Some districts released a lot of minutes with very little content.
Marengo-Union District 165 released 52 closed-session minutes over three years. But most are practically worthless because they boil down their discussions, many of which lasted hours, into “personnel” or “litigation.”
Superintendent Richard Angel defended the summaries, stating that often the matter was described in open session when the vote took place.
Harrison District 36 released 71, many of which also distilled long conversations into “personnel considerations.” Alden-Hebron’s 31 released minutes, which are handwritten and difficult to read, include such vagaries as “janitorial staff” and “discussed person.”
Although Alden-Hebron Superintendent Kurt Suhr said the descriptions were adequate, and elaborated that the district discussed safety considerations with hosting the Miss Hebron Pageant, one would not know this without asking him.
Craven said such minutes violated the spirit of the act, which since 1995 has required governments to summarize closed-session discussions rather than give general descriptions.

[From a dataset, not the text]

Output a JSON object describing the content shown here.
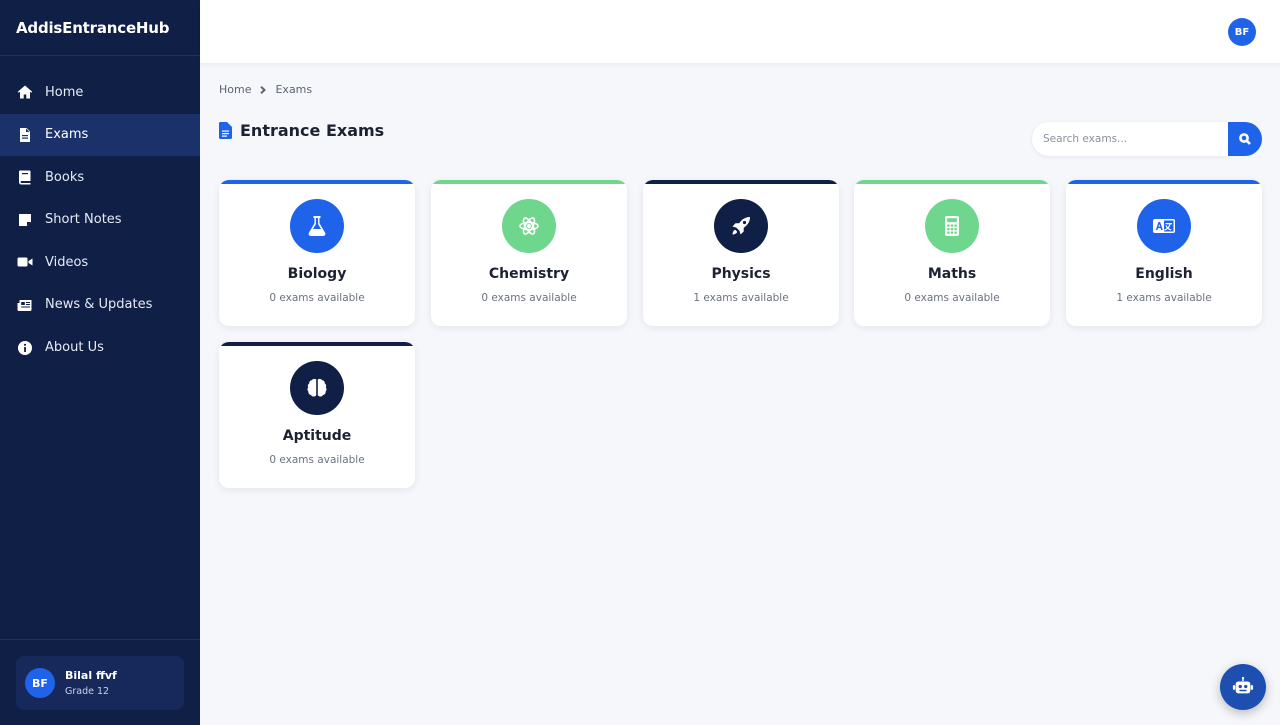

“The purpose of the minimum requirement is so that someone 20 years from now can know what happened at a city council or school board meeting,” Craven said. “To say we talked about ‘personnel’ doesn’t help much from a historical perspective.”
Perspective is what several school officials said was needed before people concluded that items were illegally being discussed in closed session. District 3 Superintendent Jacqueline Krause said many districts kept their closed-session minutes secret because there were legitimate privacy concerns.
“When you look at the situation through a soda straw instead of the big picture, you lose focus,” said Tanner, of District 46.
But Craven responded that the point of keeping closed-session records was to include the big picture so there was no question.
“Don’t yell at us about the quality of your own minutes,” Craven said.
After learning in January that District 300 apparently violated the Illinois Open Meetings Act numerous times in the second half of 2006, the Northwest Herald audited that district and 20 others for compliance.
The newspaper spent six weeks collecting and examining school board meeting minutes from Jan. 1, 2004, to Dec. 31, 2006. The act limits what subjects governments can discuss behind closed doors, and requires them at least twice a year to review minutes of previous closed-sessions for public release.
Under the Freedom of Information Act, the newspaper asked for minutes from meetings in which school boards examined closed-session minutes for public release, and copies of all minutes made public as a result. The starting year of 2004 was picked because new state ethics rules took effect regarding closed sessions.
Minutes from 18 school districts with all or most of their assessed value in McHenry County, as well as District 300, the McHenry County Regional Board of Education, and the Special Education District of McHenry County, were audited.
Some questionable closed-session discussions
Alden-Hebron District 19 went into closed session in 2004 to discuss a community drug problem, and in 2005 to discuss the Miss Hebron Pageant.
Prairie Grove District 46 went into closed session in 2004 to review its bonding power, and in 2006 to word its failed referendum.
Carpentersville District 300 has gone into closed session to discuss starting a district newsletter, funds to honor dead employees, and allowing the District 300 Foundation to solicit funds during registration.
On the Web
Also, find complete texts of the state Open Meetings Act and the Freedom of Information Act at Attorney General Lisa Madigan’s Web site at www.ag.state.il.us/government/index.html.
Once again, District 300 closed-session minutes appear to show a pattern of violating the Illinois Open Meetings Act over several years. And once again, district officials say no laws were broken.